Vire has more on Fields’ show here.

From the press gallery

Your daily question ☕

What comforts you in these troubled times?

Email us at [email protected] and we might feature your response in the next afternoon edition.

On Friday, we asked you: what’s the key to a perfect barbecue?

Here’s what some of you said…

“The key to a good barbecue is good cooks, good music and good company.” —CN Joy

“Season your food.” —Kimyonna Adams

“All charcoal must be lit and distributed evenly! No batteries – if there are, food cooks faster. — Phyllis Barnes-Wright

“Slow and low, and only use hardwood with indirect heat.” —Michael Thompson

“Baked beans with bacon and jalapeños.” —Georgia Doane-Thomas

“Tender, slow, easy love and care. Patience.” –Peter Tony

“It’s all in the seasoning. Most important, cooked with love!” —Regina Allen

“Good music, food, drinks and peace and harmony.” — Licia Johnson

“Marinate your food. It enhances the taste. —Michael Woods

“Family and close friends come together to laugh, enjoy and be served very tasty vittles.” —Nick Viton

“Someone else making it. Let me know when you’re cooking! —Chris Manuel

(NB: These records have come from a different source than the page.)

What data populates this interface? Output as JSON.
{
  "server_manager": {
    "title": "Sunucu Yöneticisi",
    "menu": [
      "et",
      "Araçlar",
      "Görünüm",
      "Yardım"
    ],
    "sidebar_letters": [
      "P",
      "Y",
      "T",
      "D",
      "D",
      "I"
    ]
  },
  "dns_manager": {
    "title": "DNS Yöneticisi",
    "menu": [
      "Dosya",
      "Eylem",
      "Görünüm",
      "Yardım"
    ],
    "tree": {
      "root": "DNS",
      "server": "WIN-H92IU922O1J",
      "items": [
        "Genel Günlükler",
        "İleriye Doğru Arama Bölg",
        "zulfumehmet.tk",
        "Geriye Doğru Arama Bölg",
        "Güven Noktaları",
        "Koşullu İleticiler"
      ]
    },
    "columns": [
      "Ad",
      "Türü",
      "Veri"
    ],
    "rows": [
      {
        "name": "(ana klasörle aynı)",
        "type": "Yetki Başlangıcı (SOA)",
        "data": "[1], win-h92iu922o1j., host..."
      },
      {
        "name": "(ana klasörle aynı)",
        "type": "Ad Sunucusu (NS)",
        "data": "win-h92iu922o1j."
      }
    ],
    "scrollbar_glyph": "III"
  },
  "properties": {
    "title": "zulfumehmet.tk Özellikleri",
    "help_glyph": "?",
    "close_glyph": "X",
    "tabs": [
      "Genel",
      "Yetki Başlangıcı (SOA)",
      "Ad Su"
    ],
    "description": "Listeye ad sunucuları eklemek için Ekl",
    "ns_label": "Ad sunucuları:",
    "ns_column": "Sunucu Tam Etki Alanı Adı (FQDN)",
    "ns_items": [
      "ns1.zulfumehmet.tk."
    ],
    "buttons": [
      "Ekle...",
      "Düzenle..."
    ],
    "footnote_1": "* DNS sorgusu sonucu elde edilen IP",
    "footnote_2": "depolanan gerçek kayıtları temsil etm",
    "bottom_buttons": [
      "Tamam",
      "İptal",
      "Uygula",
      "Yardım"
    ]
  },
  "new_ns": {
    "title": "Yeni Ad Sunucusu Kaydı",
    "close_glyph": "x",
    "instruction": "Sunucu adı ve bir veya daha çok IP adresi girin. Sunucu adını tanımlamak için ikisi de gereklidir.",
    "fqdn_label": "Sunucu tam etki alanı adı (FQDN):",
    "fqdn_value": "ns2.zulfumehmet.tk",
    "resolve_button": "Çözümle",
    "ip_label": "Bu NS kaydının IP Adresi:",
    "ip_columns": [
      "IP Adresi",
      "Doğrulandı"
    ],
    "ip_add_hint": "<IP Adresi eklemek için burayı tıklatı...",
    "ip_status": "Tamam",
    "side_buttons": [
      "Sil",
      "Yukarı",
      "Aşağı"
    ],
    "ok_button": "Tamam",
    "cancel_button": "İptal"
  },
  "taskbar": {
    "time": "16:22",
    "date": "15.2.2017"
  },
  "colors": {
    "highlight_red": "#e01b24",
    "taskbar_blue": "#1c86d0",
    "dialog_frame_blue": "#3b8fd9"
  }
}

Thanks for reading the Chicago afternoon edition. Think we missed a story? Email us here.

Share.

Comments are closed.